• **Problem description**
Below are the records; work out how many lines among them contain "EXTRA", and write nothing besides that number.

• **Exercise inputs**

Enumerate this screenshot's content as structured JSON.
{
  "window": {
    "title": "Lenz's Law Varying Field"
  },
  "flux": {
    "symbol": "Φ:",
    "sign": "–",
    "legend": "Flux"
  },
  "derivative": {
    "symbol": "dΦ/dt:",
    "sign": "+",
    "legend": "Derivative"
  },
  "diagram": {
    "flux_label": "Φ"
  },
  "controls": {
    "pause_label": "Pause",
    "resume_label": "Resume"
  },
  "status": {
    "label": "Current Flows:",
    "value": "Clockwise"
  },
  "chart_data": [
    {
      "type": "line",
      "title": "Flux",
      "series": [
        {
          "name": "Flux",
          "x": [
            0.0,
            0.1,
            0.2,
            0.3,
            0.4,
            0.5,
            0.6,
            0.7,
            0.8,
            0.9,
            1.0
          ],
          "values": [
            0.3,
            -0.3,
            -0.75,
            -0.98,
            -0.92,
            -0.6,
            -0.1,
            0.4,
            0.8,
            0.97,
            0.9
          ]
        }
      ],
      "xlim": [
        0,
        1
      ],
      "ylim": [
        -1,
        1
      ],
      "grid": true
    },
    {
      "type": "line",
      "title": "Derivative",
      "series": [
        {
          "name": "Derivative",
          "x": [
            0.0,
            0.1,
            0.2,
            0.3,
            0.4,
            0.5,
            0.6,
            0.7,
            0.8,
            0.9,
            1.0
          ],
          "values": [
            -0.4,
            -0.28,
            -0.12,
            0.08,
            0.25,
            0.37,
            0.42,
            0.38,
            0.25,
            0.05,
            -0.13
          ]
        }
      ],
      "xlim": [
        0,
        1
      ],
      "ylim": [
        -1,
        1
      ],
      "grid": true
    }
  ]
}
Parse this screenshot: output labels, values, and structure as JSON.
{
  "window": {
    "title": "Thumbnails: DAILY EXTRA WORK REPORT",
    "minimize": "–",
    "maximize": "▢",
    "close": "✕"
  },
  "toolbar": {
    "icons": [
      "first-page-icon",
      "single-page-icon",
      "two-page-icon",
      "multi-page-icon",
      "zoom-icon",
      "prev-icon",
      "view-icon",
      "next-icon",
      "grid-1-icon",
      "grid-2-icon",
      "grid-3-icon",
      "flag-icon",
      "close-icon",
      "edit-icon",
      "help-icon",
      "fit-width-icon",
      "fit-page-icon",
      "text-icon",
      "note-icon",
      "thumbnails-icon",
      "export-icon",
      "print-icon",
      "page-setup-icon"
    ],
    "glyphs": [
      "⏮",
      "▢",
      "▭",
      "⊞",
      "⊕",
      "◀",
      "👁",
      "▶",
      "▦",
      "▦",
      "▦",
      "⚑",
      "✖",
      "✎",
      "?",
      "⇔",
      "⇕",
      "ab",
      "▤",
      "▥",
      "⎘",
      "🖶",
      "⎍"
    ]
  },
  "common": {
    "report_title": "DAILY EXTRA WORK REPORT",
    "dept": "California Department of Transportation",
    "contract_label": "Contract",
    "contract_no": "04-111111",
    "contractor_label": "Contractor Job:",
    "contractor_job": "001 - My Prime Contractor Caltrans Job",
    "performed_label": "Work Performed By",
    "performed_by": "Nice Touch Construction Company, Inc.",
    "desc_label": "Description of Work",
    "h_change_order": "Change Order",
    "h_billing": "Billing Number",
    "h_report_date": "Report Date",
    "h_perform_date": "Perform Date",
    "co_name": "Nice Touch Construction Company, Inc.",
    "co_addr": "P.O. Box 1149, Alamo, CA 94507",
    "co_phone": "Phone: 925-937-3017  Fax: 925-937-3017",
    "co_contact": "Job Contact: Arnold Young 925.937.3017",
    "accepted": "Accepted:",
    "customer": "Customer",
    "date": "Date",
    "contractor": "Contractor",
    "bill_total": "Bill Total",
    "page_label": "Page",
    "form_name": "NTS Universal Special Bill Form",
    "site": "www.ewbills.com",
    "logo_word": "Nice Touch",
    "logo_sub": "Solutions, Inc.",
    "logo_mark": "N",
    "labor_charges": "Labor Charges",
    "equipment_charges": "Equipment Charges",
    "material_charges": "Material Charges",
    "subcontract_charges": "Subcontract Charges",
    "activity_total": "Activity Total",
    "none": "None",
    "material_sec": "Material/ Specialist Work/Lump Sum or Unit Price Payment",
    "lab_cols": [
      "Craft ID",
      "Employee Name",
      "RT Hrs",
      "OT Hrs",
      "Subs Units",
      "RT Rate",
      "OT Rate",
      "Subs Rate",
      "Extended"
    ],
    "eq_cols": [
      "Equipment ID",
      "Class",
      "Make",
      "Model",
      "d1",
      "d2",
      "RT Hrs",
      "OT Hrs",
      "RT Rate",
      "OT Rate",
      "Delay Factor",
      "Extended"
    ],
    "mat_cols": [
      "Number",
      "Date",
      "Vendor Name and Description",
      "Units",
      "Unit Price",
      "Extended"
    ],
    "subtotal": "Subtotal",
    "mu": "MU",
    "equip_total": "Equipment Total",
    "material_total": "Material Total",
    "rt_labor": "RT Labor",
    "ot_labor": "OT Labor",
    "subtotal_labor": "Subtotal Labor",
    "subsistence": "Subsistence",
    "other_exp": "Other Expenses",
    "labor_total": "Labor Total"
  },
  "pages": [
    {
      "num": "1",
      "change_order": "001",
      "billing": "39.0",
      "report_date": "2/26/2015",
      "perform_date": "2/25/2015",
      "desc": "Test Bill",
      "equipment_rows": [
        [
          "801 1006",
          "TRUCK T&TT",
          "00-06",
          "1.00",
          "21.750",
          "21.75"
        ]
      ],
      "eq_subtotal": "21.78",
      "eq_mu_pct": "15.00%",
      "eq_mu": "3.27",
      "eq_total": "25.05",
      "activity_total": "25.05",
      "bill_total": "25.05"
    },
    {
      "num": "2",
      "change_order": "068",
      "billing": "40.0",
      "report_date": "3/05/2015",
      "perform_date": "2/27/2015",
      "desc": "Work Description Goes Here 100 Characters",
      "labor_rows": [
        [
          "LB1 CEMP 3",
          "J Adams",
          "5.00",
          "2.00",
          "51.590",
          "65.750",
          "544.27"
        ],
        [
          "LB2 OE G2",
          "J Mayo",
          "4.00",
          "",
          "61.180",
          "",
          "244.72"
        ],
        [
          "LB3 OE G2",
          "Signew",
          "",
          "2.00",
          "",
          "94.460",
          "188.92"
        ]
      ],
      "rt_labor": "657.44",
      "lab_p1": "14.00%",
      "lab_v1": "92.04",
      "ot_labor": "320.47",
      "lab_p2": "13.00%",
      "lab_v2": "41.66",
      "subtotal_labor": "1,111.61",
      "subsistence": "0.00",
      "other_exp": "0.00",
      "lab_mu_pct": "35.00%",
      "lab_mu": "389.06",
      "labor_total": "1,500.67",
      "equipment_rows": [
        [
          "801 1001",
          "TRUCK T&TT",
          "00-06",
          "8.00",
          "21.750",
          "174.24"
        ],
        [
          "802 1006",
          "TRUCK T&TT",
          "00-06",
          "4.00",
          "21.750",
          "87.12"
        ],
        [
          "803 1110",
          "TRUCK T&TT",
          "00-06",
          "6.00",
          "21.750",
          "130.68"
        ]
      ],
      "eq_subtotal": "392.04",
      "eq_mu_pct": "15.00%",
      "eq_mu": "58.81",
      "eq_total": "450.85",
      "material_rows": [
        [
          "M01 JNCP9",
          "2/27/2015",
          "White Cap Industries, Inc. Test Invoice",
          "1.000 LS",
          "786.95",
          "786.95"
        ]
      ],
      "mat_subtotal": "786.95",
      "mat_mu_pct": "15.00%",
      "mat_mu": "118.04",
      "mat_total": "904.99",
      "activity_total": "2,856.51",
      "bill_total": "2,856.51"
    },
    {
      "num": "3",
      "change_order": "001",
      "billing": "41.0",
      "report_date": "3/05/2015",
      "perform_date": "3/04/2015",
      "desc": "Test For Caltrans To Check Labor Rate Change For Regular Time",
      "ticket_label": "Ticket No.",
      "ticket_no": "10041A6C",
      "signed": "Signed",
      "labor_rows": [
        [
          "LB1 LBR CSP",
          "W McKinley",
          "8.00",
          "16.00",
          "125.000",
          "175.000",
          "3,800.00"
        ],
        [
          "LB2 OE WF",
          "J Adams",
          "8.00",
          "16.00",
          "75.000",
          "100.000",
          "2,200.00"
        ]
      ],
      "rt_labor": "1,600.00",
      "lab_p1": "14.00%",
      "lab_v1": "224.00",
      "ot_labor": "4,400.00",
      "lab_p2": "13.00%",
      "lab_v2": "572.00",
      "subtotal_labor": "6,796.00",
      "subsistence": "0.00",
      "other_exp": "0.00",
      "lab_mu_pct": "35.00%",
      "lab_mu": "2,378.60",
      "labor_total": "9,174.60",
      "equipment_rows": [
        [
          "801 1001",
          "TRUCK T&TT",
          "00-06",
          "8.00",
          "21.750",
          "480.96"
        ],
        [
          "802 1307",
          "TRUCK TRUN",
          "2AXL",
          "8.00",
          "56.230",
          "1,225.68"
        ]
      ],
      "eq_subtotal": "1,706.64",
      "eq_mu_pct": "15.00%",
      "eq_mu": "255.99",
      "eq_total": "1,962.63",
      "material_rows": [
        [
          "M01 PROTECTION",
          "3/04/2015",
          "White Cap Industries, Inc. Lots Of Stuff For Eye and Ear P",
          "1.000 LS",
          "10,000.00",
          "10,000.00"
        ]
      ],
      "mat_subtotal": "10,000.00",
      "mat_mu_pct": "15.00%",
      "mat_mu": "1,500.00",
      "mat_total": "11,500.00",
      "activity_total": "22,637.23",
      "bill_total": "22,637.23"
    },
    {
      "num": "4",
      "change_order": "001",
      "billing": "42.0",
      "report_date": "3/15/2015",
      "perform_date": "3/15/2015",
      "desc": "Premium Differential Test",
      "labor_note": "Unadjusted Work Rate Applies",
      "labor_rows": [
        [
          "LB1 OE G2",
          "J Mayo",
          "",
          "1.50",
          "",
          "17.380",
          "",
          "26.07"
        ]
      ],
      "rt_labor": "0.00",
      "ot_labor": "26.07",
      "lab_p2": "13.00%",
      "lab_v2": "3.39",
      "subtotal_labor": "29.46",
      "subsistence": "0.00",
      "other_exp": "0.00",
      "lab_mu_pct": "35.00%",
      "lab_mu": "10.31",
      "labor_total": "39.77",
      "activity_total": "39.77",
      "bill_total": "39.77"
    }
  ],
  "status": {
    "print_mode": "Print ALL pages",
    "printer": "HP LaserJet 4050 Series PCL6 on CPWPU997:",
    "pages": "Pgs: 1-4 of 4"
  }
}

• **Answer to the exercise**
2